(b) The defendant offered as a witness a brother of the intestate who offered to testify that because the witness' father, brother, and brother's son (the defendant) were all named Bryant Fuller, it was the father's desire, communicated to his children, that the home place was to go to Bryant Fuller and then to the defendant, and that this was done. Of his brother he said: "He gave the land to Bryant, Jr. He said he was giving it to him and wanted [it] to stay in the Fuller family. We were all born and raised over there. Bryant was born there. I was born there and my sister and we wanted this boy to have the home place there and gave it to him." The testimony was ruled out on objection, and while the reason for the ruling does not appear it is evident that the court either considered it as in contravention of Code 38-1603 or as hearsay. It does not violate the dead man's statute because the witness was not an opposite party in the action brought by the administratrix. As to the second objection, Code 38-302 provides: "When, in a legal investigation, information, conversations, letters and replies, and similar evidence are facts to explain conduct and ascertain motives, they shall be admitted in evidence, not as hearsay, but as original evidence." See Davis v. Farmers &c. Bank, 36 Ga. App. 415 (4) (136 SE 816)
and cit.; Willis v. Henry, 95 Ga. App. 593 (2) (98 SE2d 150)
. The testimony objected to showed a motive for the decedent's making a gift of the property to the defendant, and also contained a statement of the deceased that he was making such a gift. In an action against the intestate this would have constituted an admission. "When the personal representative of a deceased person is a substantial party to a suit, the testimony of a witness as to statements made by the deceased to the witness, concerning the vital issue in the cause, adverse to the contention of such personal representative, when offered by the opposite party, the witness not being incompetent to testify, is admissible in evidence as admissions." Ferrell v. Wight, 187 Ga. 360 (2) (200 SE 271)
; Green, Ga. Law of Evidence, p. 555, 263. The trial court erred in excluding the evidence set out in special ground 4 of the amended motion.
5. As to the general grounds of the motion for new trial, it is true that the deeds in question recite no consideration other than love and affection, and that since under Code 113-1013 "Donations from affection and not made with a view to an accounting, nor intended as advancements, shall not be accounted for as such," the deeds would in the absence of proof to the contrary demand a finding that the land in question was a gift. Smith v. Bird, 70 Ga. App. 869, 877 (29 SE2d 654). However, in view of the direct testimony of the plaintiff, the wife of the deceased, that "he made a statement to me at the time he deeded this that it would be part of the estate" a jury question was presented, and the general grounds of the motion for a new trial are without merit.

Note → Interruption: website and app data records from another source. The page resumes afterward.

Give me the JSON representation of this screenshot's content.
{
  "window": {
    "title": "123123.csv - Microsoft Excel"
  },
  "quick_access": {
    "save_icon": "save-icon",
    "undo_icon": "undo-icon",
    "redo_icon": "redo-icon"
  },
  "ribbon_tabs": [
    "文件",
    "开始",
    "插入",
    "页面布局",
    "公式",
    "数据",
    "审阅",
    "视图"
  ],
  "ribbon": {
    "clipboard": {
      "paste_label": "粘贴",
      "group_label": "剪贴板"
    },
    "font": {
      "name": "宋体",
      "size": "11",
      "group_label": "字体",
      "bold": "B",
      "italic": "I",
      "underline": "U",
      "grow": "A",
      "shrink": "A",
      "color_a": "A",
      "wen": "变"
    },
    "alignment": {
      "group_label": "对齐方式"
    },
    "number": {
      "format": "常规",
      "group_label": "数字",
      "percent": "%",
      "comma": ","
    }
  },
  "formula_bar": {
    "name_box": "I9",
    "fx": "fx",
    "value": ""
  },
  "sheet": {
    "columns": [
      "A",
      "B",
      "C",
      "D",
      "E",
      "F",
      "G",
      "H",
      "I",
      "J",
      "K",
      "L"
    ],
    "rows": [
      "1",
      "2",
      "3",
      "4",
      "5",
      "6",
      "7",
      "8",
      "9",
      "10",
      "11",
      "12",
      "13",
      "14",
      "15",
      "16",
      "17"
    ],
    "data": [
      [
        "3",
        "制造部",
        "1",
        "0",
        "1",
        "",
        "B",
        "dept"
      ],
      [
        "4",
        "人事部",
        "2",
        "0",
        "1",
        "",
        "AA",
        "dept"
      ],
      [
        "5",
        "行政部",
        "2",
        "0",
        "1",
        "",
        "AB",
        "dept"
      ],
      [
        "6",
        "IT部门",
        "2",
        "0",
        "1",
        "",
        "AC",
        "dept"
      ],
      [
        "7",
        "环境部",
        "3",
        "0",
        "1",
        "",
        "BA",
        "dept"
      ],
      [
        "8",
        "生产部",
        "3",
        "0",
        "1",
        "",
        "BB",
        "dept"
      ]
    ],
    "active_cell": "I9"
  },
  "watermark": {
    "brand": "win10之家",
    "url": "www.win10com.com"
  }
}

The trial court did not err in overruling the demurrers to the petition, but erred in denying the motion for a new trial.
Judgment reversed. Felton, C. J., and Eberhardt, J., concur.